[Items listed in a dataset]
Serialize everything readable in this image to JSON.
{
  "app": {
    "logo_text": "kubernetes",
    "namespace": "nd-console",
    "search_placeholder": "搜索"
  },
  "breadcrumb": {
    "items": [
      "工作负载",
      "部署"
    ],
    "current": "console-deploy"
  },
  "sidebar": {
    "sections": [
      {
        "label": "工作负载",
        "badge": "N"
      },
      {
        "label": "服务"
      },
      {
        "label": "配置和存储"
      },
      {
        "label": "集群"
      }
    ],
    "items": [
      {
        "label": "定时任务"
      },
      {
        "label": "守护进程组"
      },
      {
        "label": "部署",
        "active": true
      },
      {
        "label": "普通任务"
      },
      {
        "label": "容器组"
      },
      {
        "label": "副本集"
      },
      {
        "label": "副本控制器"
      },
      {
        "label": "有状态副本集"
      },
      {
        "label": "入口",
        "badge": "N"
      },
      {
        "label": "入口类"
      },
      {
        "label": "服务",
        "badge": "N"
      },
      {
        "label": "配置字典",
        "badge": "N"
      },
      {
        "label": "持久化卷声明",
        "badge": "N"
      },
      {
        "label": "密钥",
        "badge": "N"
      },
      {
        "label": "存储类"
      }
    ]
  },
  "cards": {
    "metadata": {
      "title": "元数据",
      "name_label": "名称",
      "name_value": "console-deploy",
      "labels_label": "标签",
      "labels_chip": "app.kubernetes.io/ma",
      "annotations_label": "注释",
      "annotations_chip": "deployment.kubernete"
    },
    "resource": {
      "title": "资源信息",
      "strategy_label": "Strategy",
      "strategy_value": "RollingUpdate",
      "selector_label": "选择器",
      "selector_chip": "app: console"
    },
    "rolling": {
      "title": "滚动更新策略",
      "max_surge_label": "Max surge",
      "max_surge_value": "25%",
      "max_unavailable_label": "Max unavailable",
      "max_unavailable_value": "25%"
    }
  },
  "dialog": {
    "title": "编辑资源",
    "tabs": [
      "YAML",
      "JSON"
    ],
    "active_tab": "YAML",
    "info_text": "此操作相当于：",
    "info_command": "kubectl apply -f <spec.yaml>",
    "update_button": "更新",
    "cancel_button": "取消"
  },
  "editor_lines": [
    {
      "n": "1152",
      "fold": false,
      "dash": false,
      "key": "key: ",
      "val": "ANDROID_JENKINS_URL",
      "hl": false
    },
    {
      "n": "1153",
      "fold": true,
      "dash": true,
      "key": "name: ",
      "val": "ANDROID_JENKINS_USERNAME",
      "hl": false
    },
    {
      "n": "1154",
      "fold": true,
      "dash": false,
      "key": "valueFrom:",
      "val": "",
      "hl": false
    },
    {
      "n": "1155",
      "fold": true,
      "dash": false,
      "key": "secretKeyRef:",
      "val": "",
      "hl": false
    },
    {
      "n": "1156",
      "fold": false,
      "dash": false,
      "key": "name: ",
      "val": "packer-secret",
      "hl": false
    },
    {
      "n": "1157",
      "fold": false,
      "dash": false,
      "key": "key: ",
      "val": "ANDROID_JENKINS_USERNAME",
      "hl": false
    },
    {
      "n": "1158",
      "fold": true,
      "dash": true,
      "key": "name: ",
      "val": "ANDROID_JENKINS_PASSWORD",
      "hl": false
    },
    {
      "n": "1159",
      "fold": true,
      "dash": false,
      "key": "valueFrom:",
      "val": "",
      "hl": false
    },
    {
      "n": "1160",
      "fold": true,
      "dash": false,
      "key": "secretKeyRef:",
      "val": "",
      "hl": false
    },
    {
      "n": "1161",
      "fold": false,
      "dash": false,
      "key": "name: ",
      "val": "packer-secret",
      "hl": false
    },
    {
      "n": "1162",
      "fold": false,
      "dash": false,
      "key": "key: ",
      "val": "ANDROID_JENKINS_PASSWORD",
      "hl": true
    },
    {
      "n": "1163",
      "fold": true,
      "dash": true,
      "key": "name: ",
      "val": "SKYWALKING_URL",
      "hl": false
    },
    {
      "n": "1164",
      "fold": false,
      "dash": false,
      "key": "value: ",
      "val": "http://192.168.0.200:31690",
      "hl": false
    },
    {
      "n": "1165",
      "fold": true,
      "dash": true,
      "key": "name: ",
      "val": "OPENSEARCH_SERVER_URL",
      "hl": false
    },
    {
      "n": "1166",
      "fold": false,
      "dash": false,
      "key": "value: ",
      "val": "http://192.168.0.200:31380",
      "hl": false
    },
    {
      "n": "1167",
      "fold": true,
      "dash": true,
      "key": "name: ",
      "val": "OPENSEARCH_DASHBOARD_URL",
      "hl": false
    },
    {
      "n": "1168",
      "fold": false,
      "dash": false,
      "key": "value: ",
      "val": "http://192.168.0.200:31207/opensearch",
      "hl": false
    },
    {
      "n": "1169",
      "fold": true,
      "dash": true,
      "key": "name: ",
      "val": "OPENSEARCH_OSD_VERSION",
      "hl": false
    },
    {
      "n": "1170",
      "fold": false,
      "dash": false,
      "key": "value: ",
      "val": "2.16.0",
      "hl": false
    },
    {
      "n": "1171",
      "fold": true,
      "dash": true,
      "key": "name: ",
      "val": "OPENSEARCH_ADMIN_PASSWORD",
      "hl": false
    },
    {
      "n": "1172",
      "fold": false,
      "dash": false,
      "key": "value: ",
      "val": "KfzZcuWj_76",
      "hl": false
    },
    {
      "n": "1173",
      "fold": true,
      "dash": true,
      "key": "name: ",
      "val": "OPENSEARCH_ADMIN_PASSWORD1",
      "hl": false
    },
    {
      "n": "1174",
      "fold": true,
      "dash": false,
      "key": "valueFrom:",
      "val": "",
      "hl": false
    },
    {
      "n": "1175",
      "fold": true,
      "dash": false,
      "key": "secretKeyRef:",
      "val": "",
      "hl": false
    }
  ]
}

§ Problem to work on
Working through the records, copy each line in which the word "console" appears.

§ Written solution
    "namespace": "nd-console",
    "current": "console-deploy"
      "name_value": "console-deploy",
      "selector_chip": "app: console"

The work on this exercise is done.